TOWP Health said...

April 2, 2018. A cancer survivor whose bone eating mass was confused for arthritis now defies her disability as a 'bionic woman' by performing incredible aerial yoga feats. Brenda Kennedy, 40, from El Paso, Texas, USA, was diagnosed with chondrosarcoma, a cancer forming in her right knee, after noticing a dull aching pain. CatersNews.

TOWP Health said...

When a person is diagnosed with dementia, they are being diagnosed with a set of symptoms. This is similar to someone who has a sore throat. Their throat is sore but it is not known what is causing that particular symptom. It could be allergies, strep throat, or a common cold. Similarly, when someone has dementia they are experiencing symptoms without being told what is causing those symptoms.

TOWP Health said...

April 4, 2018. A woman whose had crippling stomach pain left her wanting to die says she had almost 100 doctor appointments before being diagnosed correctly. Issie Lowe, 21, said medics mistook the agonising symptoms she had suffered since she was a teen for period pains. She was finally told she had endometriosis. It sees tissue behave like the womb lining and grow somewhere else in the body including the bowel, bladder and ovaries, causing internal bleeding. She hopes treatment will ease the incurable condition and aims to raise awareness. The Sun.

TOWP Health said...

October 7, 2017. Some woman have denser breasts than others who have a higher proportion of fat in their breast tissue. (Dense breasts are made up of mostly fat and contain little fibrous and glandular tissue) You can't tell by the look or feel. Its something that can only be picked up on x-ray tomography where dense breasts look whiter, and less dense ones darker. In some countries such as the UK, this characteristics has been largely ignored, but that might change after recent research in the U.S showed that breast density isn't only a major risk factor for breast cancer, for some women, its the most important one. The largest study that's ever been done with over 18,000 breast cancer cases, and over 200,000 woman, by and large, breast density was the most important risk factor whether you were pre-menopausal, or postmenopausal. Breast density accounted for over a third of breast cancers in a pre-menopausal woman and in post-menopausal woman it was 26%. Other risk factors such as family history of breast cancer. Less than 10% of breast cancer develops because of having those risk factors. Breast density is primarily determined by genetics. Its estimated that 45% - 60% of breast density is herdable. The other 45% of breast density can be modified. What modifies it the most is ageing, breastfeeding, tamoxifen or drug used to prevent breast cancer can reduce breast density. BBC World Service: Health Check.

TOWP said...

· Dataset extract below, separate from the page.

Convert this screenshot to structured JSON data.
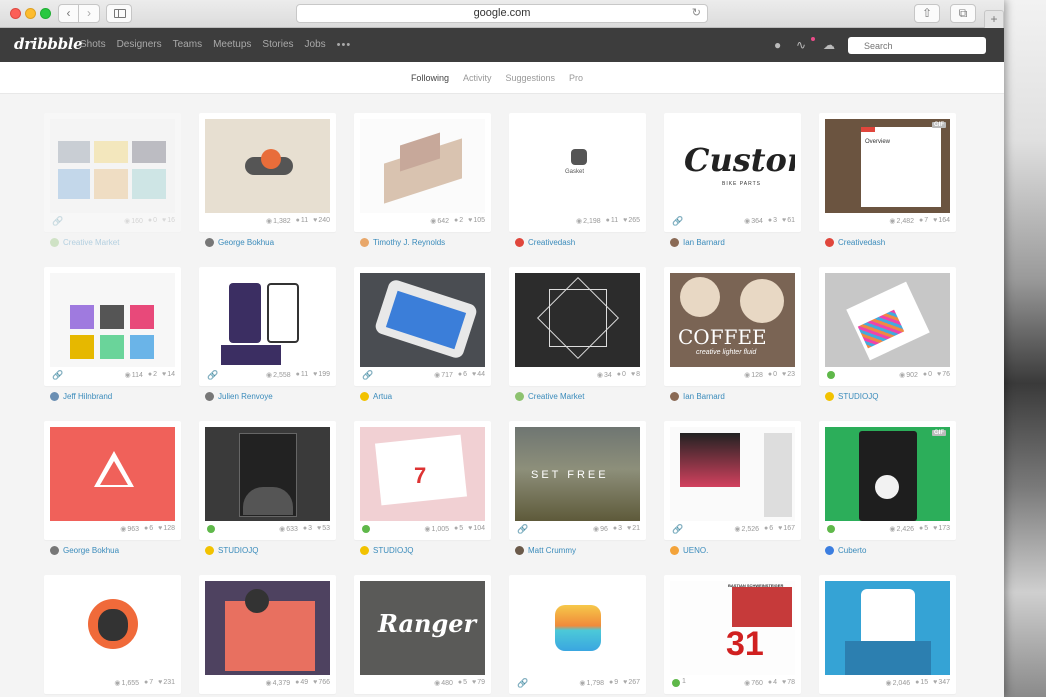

March 6, 2018. Nursery nurse Charlotte Thomson, now 21, of Newcastle upon Tyne, had regular periods and was still slipping into her size 8 dresses in the nine months before she gave birth - she had no idea she was expecting. It wasn't until she took herself to hospital with bleeding and painful stomach cramps that medics told her she was nine months pregnant and in labour. Daughter Molly arrived two hours later. Mail.